On how many lines of the data below does the word "title" appear? Reply with the number only.

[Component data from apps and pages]
BEGIN

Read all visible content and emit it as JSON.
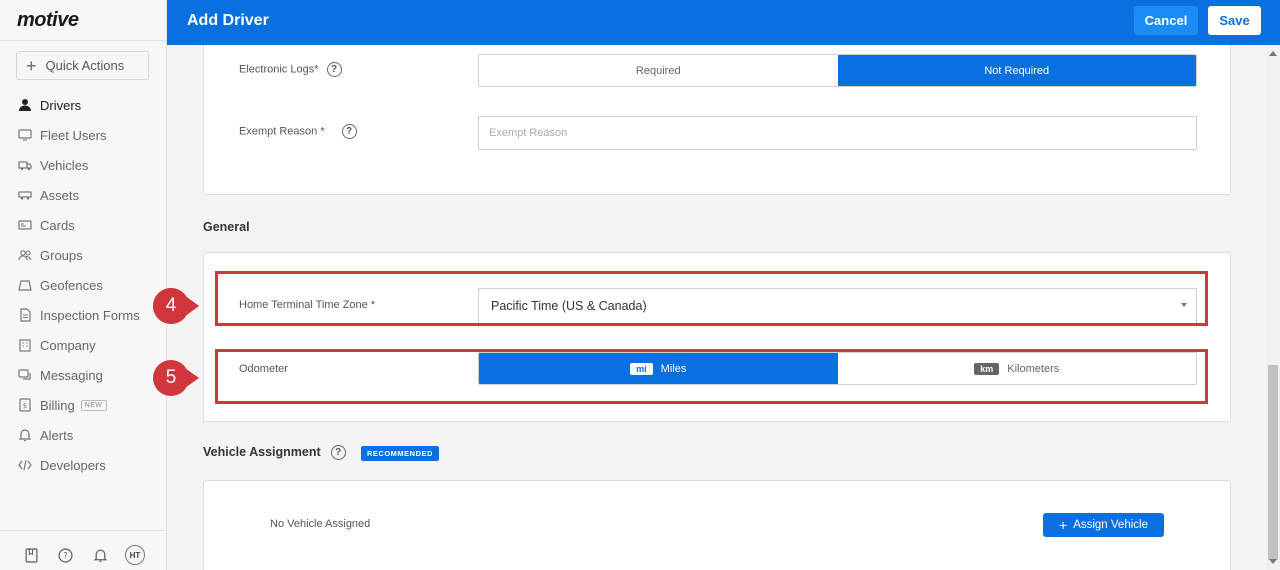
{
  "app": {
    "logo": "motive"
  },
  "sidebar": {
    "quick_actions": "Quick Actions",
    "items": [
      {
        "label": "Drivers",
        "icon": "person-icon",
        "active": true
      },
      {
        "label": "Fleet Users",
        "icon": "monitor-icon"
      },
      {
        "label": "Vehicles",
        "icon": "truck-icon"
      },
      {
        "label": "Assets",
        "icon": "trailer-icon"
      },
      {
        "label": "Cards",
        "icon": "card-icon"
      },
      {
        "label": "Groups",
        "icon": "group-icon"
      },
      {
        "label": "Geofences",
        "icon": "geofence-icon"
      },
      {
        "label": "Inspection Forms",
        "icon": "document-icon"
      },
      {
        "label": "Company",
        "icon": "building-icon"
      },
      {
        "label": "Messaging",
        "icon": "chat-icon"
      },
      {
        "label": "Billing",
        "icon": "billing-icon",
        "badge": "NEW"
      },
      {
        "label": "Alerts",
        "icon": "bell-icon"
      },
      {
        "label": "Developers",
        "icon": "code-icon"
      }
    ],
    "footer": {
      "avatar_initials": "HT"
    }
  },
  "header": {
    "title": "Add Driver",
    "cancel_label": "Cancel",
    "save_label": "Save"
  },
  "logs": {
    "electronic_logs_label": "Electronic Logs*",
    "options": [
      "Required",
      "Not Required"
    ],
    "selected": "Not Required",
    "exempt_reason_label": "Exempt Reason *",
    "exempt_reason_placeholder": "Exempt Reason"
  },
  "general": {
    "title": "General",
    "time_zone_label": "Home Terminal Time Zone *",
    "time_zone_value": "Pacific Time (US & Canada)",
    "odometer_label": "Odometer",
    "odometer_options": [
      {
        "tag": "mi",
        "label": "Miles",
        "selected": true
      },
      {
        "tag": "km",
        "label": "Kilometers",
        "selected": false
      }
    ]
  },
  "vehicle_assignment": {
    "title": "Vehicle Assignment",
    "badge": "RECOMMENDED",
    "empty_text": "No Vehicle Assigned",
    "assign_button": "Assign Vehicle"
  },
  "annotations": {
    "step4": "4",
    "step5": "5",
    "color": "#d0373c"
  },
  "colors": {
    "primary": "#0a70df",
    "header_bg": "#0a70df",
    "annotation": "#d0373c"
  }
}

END
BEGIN

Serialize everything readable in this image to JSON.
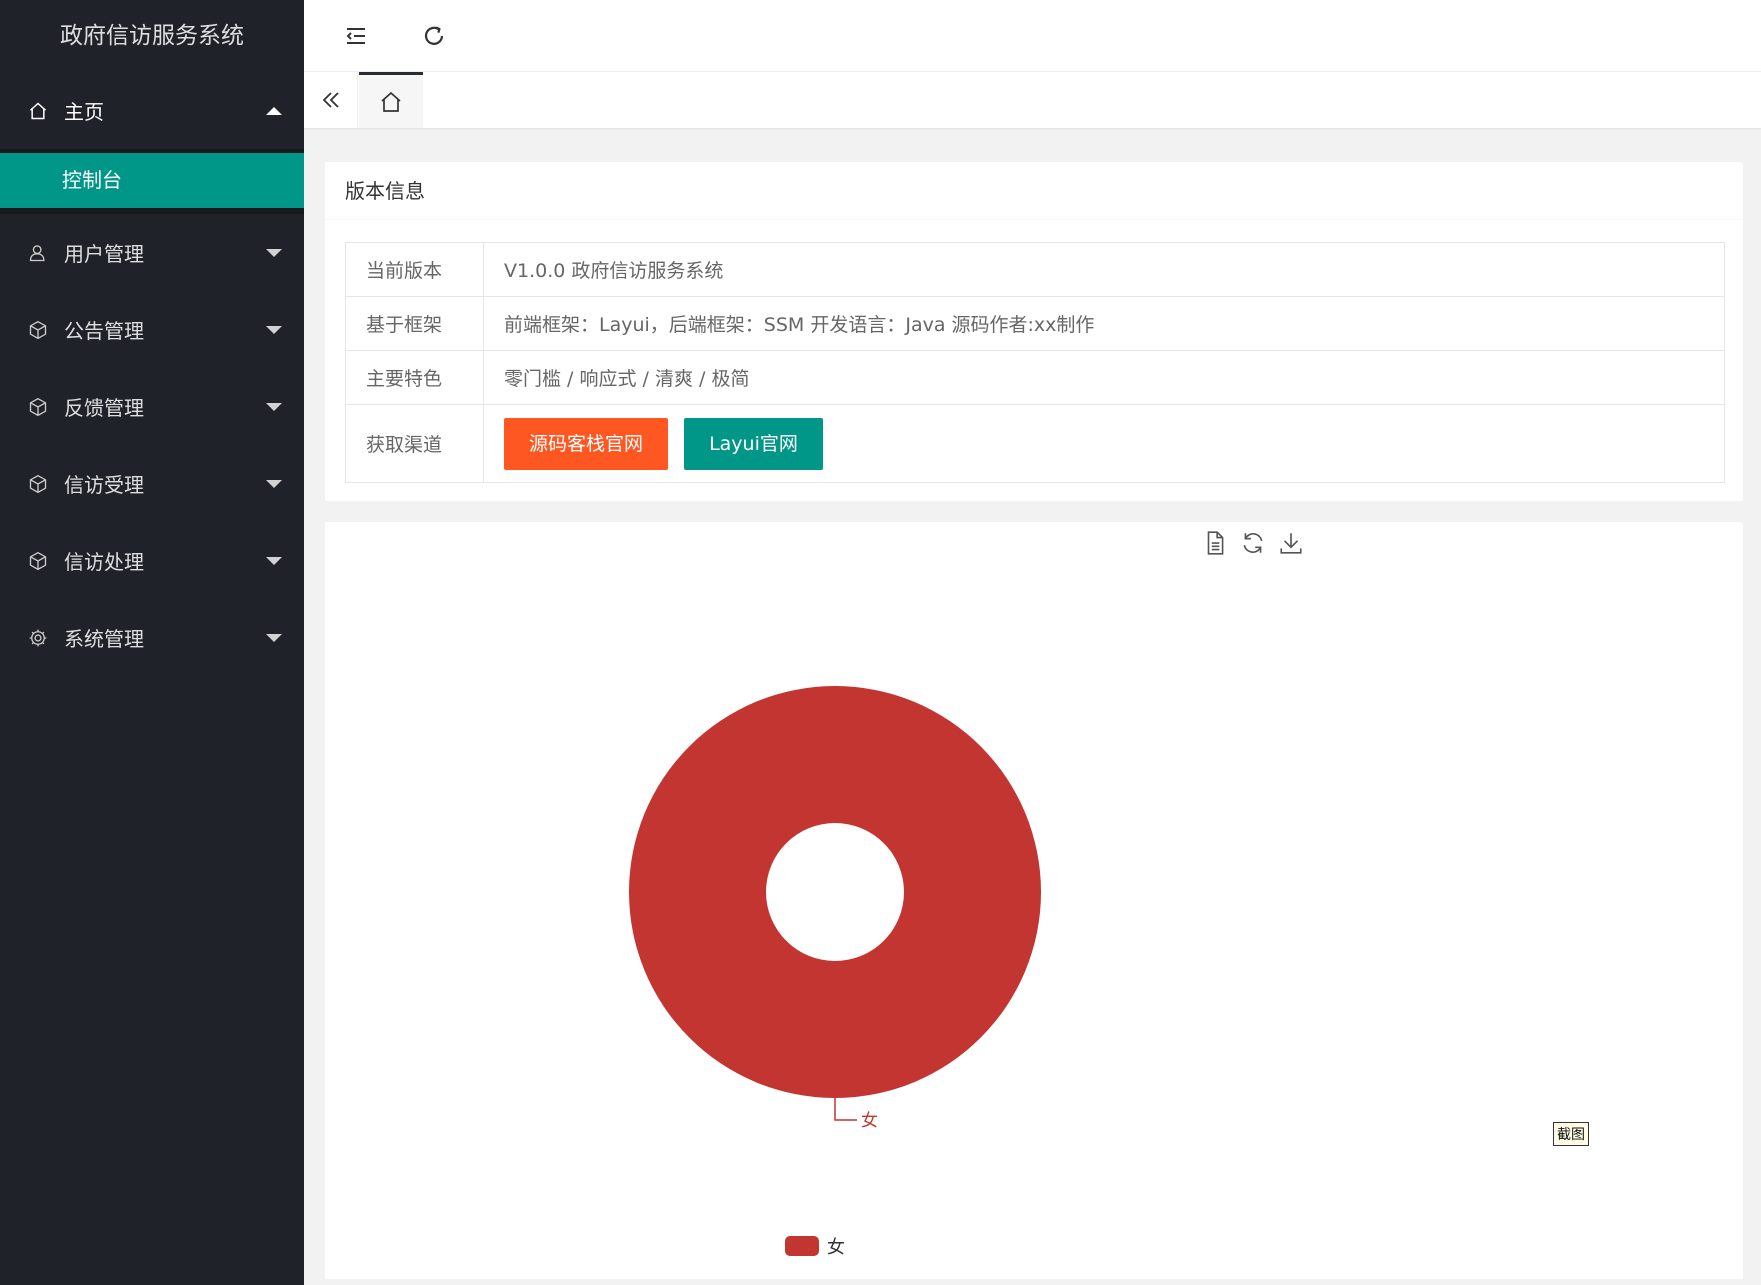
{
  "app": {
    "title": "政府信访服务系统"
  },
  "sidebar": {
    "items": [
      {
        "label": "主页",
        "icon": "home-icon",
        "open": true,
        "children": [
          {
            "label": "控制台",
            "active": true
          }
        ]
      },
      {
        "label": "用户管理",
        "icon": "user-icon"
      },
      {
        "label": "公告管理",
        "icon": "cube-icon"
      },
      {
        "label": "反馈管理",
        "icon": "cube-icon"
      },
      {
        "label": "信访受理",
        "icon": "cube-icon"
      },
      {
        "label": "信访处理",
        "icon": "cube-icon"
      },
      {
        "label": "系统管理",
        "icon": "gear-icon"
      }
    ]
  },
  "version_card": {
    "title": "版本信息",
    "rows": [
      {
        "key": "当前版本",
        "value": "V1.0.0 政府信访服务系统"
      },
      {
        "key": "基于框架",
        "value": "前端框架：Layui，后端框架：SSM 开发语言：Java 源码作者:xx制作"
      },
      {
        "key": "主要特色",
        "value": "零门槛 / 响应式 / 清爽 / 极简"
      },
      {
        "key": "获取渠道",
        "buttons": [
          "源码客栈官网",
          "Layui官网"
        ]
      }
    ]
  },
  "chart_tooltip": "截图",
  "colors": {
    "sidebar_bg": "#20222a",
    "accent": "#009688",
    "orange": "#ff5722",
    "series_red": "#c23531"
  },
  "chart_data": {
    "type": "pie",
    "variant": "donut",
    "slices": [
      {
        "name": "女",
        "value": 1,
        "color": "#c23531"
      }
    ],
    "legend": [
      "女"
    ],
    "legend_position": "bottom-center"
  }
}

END
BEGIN

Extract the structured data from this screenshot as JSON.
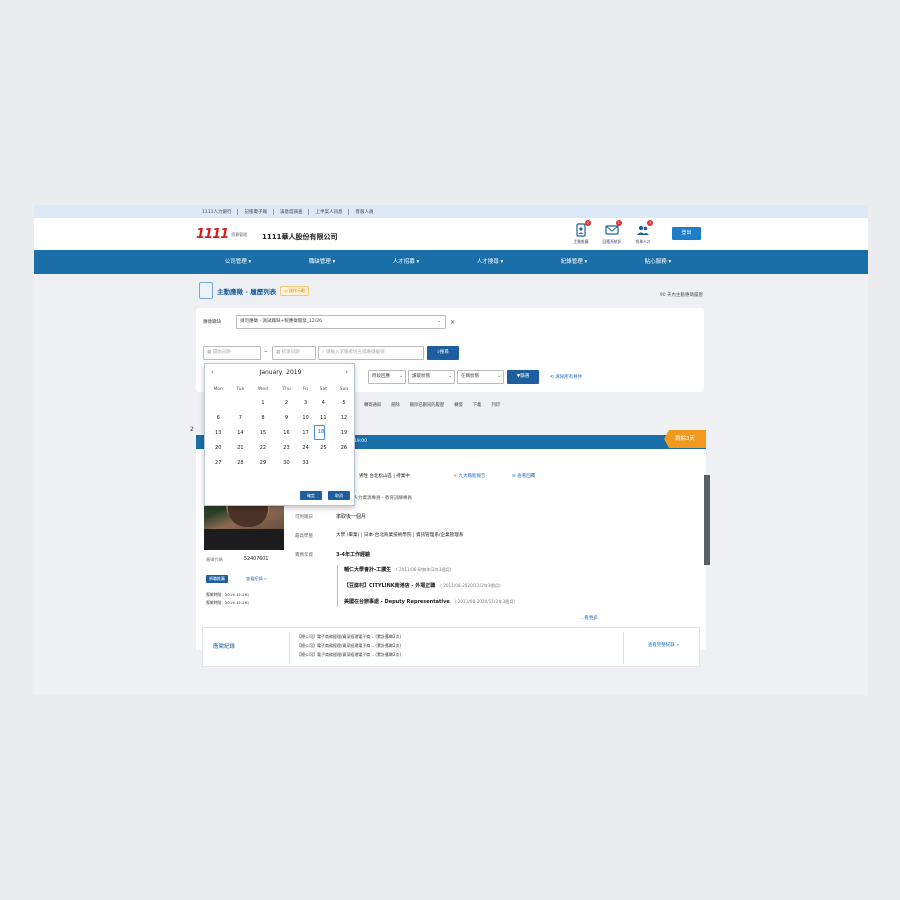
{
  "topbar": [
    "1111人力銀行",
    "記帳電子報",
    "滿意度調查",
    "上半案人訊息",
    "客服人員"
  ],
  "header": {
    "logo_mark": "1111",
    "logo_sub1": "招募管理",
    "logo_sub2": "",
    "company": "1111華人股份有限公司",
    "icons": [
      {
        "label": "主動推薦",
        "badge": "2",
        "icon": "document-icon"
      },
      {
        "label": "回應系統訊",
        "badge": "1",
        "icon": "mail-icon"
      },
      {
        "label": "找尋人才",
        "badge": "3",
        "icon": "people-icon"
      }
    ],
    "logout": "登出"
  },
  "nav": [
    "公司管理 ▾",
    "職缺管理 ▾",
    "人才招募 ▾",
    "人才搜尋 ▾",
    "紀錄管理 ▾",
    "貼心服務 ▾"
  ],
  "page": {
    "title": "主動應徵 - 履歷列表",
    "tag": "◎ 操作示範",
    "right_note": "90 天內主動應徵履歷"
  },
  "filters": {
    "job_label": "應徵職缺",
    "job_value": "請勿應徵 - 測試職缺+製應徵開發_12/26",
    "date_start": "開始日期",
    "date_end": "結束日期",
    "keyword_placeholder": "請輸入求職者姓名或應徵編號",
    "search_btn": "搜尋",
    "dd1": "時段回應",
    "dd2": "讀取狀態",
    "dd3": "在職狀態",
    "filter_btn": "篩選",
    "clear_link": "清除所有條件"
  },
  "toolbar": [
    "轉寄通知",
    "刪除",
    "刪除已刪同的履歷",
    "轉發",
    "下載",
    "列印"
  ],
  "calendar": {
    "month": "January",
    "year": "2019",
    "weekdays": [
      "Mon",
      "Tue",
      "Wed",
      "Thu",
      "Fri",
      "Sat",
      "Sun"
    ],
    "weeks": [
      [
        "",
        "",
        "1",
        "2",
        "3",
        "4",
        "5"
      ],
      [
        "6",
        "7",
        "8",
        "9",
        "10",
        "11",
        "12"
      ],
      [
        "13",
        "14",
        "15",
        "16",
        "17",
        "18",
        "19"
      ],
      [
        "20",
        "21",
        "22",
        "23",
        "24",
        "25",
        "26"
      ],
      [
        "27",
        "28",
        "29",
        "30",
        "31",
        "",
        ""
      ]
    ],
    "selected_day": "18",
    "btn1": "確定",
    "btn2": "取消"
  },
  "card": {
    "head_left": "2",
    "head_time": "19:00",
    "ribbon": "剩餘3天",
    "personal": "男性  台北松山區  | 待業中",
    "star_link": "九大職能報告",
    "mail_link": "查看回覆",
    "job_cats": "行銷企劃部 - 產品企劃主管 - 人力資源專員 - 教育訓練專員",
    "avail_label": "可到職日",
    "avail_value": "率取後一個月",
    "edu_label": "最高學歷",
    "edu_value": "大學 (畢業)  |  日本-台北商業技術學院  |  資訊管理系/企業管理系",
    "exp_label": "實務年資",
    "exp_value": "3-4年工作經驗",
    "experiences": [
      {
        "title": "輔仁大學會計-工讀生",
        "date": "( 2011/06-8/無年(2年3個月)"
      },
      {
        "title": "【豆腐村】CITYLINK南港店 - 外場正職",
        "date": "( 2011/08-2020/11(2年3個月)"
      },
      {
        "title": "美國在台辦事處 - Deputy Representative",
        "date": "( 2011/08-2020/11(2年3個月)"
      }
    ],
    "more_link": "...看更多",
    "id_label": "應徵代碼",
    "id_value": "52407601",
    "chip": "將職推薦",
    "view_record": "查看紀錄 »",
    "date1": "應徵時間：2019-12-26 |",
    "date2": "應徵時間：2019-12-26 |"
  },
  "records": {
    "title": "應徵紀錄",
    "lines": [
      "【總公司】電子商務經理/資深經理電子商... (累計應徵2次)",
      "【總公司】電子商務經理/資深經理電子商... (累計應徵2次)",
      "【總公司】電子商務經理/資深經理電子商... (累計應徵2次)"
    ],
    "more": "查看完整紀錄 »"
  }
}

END

RESULT BELOW:
10